My sharpest memories of Thanksgiving, ages toddler through teen, are the morning-of pancake lunch at the Greek diner in Princeton, New Jersey; the pigs-in-blankets bobbing in a bowl of mustard sauce; and the voice of Great Aunt Lenore declaring, post-dessert, that she’d never eat again—the day’s death knell.
The day after, at Lenore and Seymour’s house, we’d take-in Chinese food and I'd ask for extra of the crunchy wontons.
That dinner was just as important (and arguably better-tasting) than the last.
The Thanksgiving holiday, the meal, didn't matter to me until I started working at Food52 and even now, it only matters to me because it matters to others. It’s Food52’s championship game, but I’m a hired recruit. My nuclear family has never hosted a Thanksgiving, and the day was never about cooking—or eating, either.
It was about scrounging enough food to add up to dinner for this picky vegetarian (that is, stocking up on rolls and mashed potatoes). It was about long car rides to New Jersey, Billy Joel on cassette, and annual coerced hugs with a relatives I was never quite sure were relatives, or how.
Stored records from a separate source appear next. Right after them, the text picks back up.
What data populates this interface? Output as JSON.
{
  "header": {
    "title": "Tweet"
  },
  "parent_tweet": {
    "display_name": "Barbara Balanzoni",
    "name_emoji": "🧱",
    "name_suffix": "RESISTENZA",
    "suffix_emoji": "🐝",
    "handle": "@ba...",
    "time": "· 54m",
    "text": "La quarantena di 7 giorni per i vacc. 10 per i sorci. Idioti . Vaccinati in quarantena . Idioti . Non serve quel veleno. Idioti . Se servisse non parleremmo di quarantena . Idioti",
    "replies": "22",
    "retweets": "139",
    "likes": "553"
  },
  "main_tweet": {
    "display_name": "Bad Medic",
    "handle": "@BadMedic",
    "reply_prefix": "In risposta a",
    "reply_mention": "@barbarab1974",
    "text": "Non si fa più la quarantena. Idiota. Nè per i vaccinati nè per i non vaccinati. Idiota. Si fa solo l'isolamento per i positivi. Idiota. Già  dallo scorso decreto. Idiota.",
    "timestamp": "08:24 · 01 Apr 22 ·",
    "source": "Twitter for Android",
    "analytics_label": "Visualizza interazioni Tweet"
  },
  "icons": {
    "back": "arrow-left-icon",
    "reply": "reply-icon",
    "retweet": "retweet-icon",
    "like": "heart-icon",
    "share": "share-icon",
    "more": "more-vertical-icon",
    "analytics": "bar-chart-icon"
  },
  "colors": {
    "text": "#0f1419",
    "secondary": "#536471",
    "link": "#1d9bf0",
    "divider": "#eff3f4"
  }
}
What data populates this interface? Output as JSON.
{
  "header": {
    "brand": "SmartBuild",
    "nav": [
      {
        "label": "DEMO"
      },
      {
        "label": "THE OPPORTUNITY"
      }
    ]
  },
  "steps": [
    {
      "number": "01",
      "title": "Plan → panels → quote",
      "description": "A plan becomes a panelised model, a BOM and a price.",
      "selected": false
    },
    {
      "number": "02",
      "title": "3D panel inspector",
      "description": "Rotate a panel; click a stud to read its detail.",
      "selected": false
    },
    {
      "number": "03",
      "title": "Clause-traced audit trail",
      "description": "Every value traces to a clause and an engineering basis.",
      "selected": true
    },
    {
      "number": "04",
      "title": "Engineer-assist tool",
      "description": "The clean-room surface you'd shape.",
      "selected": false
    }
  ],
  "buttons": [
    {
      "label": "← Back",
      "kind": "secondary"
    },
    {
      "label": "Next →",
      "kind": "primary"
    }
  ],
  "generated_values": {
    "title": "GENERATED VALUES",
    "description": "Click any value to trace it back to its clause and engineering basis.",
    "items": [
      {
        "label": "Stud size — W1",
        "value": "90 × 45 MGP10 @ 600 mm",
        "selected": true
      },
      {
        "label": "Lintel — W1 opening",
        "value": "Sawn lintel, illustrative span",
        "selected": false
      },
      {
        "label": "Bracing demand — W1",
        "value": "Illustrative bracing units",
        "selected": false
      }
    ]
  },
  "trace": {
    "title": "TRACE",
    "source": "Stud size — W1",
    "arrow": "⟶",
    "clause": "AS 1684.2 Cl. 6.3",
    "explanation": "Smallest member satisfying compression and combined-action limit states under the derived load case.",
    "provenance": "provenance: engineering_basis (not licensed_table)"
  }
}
It was about hours in traffic and at the kids table and on the couch rather than in the kitchen with my mom, crimping umpteen pies or blooming gelatin for Grandma’s old-timey jello.
My mom has never crimped a pie crust; my grandma’s limited set of specialties includes nothing as charmingly eccentric as a jello mold.
I don't think we cooked anything. I imagine we brought a gift for the hosts.
Once we stopped going to my second cousins’ and, strangely yet wonderfully, traded in the four-hour turnpike crawl for a twenty-minute drive down a two-lane road to my boyfriend’s family’s house (yes, my whole family goes to my boyfriend’s family’s for Thanksgiving), cooking existed, but it was haphazard and low-maintenance.
The four times our families have celebrated Thanksgiving together, we’ve cobbled together something different. Adam’s mom will make turkey, sweet potato casserole (a hybrid of recipes she’s found on the internet), and some sort of dish with wild rice. And then sometime on Thursday afternoon, Adam and I will make our own assortment of random vegetarian dishes (it’s a cook-what-you-eat sort of affair, in that sense), with no particular reason beyond vague desire.
I know that one year we made Alon Shaya’s roasted cauliflower (how could I forget watching my parents try to figure that one out). I can believe that we onced stuffed mushrooms and that another time I brought yeasted rolls, which competed with the frozen ones from Wegman's.
When I asked Adam if he could remember anything in particular, he said “some type of roasted sliced tomatoes, I think” (yes, tomatoes in November) and “I’m guessing we made brussels sprouts one year because I kind of remember my dad being grossed out by them.”
As for my family, my mom usually arrives toting a dessert I made but am forcing her to take credit for, too embarrassed that it’s overdressed for the occasion. The only constant is that I pick something that’s way more complicated than necessary and then fail to execute it well.
And that whatever I make, my boyfriend’s dad declares it “the best he’s ever had." Then we all forget about it until next year's Thanksgiving meal conversation.
It's fine. It's good. It's fortunate. It's something to be grateful for.
Yet when I hear tales of 80-person leftover feasts, of intergenerational stuffing feuds, of day-long pie-making marathons with Grandma, of father-daughter turducken, I can’t help but wonder if I’m missing out. My house doesn’t smell like turkey from Wednesday morning to Saturday night (I’ve never even tasted turkey!). Some of our pies come from the grocery store.
Thankfully, this fear of inadequacy eases, quickly, into relief. For this control freak, my expectations for Thanksgiving are, shockingly, reasonable. And the pressure’s off. It’s nice to cede to the eccentricities of someone else’s family, to their kitchen quirks (knives in the dishwasher) and food tendencies (zucchini in November).
With longstanding traditions to maintain, no risk of messing them up, and no fellow food writers to impress, it’s one of the few days I can let go of some control, confident that no matter what happens, we can—and we will—try something new next year.
So it's not the most important meal—or the most important day—of the year: The dressing will be bland; there may be anemic supermarket tomatoes on the table; the cake I (make my mom) bring will try way too hard and fail, sympathetically. The menu will be random. This year, we're making Thomas Keller's bread pudding just because we tried it a few weeks back and loved it. And while I normally I spend every Friday afternoon obsessing over what to bake that weekend, I chose what I'm going to bring to Thanksgiving at 2 A.M. a few days ago: It's a pear custard tart I saw on Pinterest.
The crust may be soggy and the pears too sweet, but I think Adam's dad will proclaim it the best pear custard tart he's ever tasted (and I'll be inclined to believe him).